While an outdoor shower setup as simple as a curtain and a showerhead can be very enjoyable, there are a lot of ways to spruce up an outdoor shower’s aesthetics and comfort. Here are 10 suggestions for both.
1. Carve a niche in the wall. A shower niche will keep your supplies close at hand.
Shower 1: Siemasko + Verbridge, original photo on Houzz
2. Help the shower stall blend with the house via architectural elements. A pergola overhead, a paint color that matches the home’s trim and a showerhead with a similar finish to that of the outdoor lantern all make this outdoor shower part of the house.
Shower 2: Beach Chic Design, original photo on Houzz
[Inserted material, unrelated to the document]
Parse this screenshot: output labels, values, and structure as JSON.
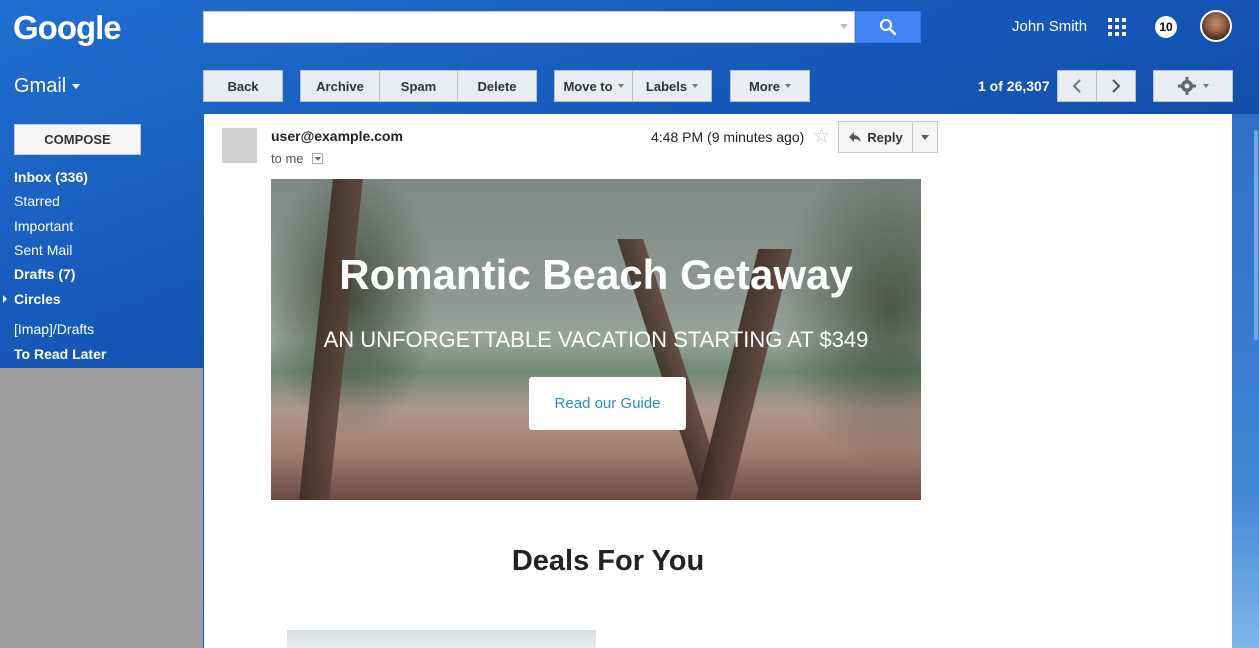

3. Embellish the shower surround. While the pergola and siding help this stall blend into the house, the large driftwood seahorse adds a whimsical punctuation.
Shower 3: Terra Rubina, original photo on Houzz
4. Blend the shower with the landscape. This stone wall marries the shower’s architecture and the landscape architecture, while woolly pockets create vertical garden walls around it.
5. Add a bench. A small bench or stool in an outdoor shower provides a spot for soap and shampoo and a place to rest if your body is worn out from surfing, swimming or sunbathing.
6. Provide an in-shower spot for a towel. This can be as simple as a Dollar Store plastic hook that hangs over the enclosure. Anyone who has ever had to streak indoors after being pranked knows this is an important detail.
Shower 4: Martin Bros. Contracting, Inc., original photo on Houzz
7. Let there be light. An outdoor rinse in the pitch dark can be creepy. This elegant barn light illuminates the stall for nighttime showers.
Shower 5: AdvantageLumber.com, original photo on Houzz
8. Think about what’s underfoot. No one wants to stand around in slime or muddy grass in an outdoor shower. Ipe stands up to water in the shower here, and the teak stepping stones provide an easy path back indoors.
Shower 6: Swaback Partners, pllc, original photo on Houzz
9. Embrace the natural surroundings while you’re au natural. This incredible shower is up a rocky hillside in the Arizona desert.
10. Make the outdoor shower work for your pets. A handheld outdoor faucet can be a great way to give dogs a bath, depending on how much they tolerate it before running around and shaking the water off all over you.